_DESCRIPTION OF THE TASK:_ Could you write the entries out again, exactly as they appear?

# # # #

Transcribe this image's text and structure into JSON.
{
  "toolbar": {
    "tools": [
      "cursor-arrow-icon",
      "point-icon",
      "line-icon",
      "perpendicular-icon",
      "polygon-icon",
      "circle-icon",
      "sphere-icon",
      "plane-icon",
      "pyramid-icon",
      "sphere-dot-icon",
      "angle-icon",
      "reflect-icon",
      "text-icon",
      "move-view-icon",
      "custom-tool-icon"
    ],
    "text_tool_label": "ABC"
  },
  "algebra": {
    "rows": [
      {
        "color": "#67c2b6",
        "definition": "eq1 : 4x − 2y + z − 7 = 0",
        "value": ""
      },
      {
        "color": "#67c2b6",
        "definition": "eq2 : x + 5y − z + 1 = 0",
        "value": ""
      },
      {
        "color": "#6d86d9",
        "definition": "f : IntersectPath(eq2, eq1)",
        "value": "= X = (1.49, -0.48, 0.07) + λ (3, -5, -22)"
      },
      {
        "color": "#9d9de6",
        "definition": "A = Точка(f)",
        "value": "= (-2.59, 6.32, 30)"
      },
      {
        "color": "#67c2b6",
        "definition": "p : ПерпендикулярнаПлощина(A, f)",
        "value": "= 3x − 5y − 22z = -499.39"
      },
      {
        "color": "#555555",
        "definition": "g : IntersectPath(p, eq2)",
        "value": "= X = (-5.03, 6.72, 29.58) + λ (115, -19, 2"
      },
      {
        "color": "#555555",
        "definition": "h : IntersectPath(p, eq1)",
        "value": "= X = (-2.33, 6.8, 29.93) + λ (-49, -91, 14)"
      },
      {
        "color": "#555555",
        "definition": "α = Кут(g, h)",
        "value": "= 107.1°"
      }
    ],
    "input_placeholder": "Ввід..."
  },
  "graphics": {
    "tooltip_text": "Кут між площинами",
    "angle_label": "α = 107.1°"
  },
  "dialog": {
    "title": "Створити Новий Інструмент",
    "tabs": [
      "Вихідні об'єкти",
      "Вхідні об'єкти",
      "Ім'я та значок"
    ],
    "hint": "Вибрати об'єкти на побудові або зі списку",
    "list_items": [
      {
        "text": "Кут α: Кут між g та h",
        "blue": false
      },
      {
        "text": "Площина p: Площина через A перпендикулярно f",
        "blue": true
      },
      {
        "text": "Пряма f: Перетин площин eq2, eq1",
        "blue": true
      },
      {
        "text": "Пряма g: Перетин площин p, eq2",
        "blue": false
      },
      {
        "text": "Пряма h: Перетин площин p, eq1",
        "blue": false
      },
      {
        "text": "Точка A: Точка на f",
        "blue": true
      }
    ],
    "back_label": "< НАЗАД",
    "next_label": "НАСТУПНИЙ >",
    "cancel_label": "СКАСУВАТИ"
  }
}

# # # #

_WRITTEN ANSWER:_
Transcribe this image's text and structure into JSON.
{
  "toolbar": {
    "tools": [
      "cursor-arrow-icon",
      "point-icon",
      "line-icon",
      "perpendicular-icon",
      "polygon-icon",
      "circle-icon",
      "sphere-icon",
      "plane-icon",
      "pyramid-icon",
      "sphere-dot-icon",
      "angle-icon",
      "reflect-icon",
      "text-icon",
      "move-view-icon",
      "custom-tool-icon"
    ],
    "text_tool_label": "ABC"
  },
  "algebra": {
    "rows": [
      {
        "color": "#67c2b6",
        "definition": "eq1 : 4x − 2y + z − 7 = 0",
        "value": ""
      },
      {
        "color": "#67c2b6",
        "definition": "eq2 : x + 5y − z + 1 = 0",
        "value": ""
      },
      {
        "color": "#6d86d9",
        "definition": "f : IntersectPath(eq2, eq1)",
        "value": "= X = (1.49, -0.48, 0.07) + λ (3, -5, -22)"
      },
      {
        "color": "#9d9de6",
        "definition": "A = Точка(f)",
        "value": "= (-2.59, 6.32, 30)"
      },
      {
        "color": "#67c2b6",
        "definition": "p : ПерпендикулярнаПлощина(A, f)",
        "value": "= 3x − 5y − 22z = -499.39"
      },
      {
        "color": "#555555",
        "definition": "g : IntersectPath(p, eq2)",
        "value": "= X = (-5.03, 6.72, 29.58) + λ (115, -19, 2"
      },
      {
        "color": "#555555",
        "definition": "h : IntersectPath(p, eq1)",
        "value": "= X = (-2.33, 6.8, 29.93) + λ (-49, -91, 14)"
      },
      {
        "color": "#555555",
        "definition": "α = Кут(g, h)",
        "value": "= 107.1°"
      }
    ],
    "input_placeholder": "Ввід..."
  },
  "graphics": {
    "tooltip_text": "Кут між площинами",
    "angle_label": "α = 107.1°"
  },
  "dialog": {
    "title": "Створити Новий Інструмент",
    "tabs": [
      "Вихідні об'єкти",
      "Вхідні об'єкти",
      "Ім'я та значок"
    ],
    "hint": "Вибрати об'єкти на побудові або зі списку",
    "list_items": [
      {
        "text": "Кут α: Кут між g та h",
        "blue": false
      },
      {
        "text": "Площина p: Площина через A перпендикулярно f",
        "blue": true
      },
      {
        "text": "Пряма f: Перетин площин eq2, eq1",
        "blue": true
      },
      {
        "text": "Пряма g: Перетин площин p, eq2",
        "blue": false
      },
      {
        "text": "Пряма h: Перетин площин p, eq1",
        "blue": false
      },
      {
        "text": "Точка A: Точка на f",
        "blue": true
      }
    ],
    "back_label": "< НАЗАД",
    "next_label": "НАСТУПНИЙ >",
    "cancel_label": "СКАСУВАТИ"
  }
}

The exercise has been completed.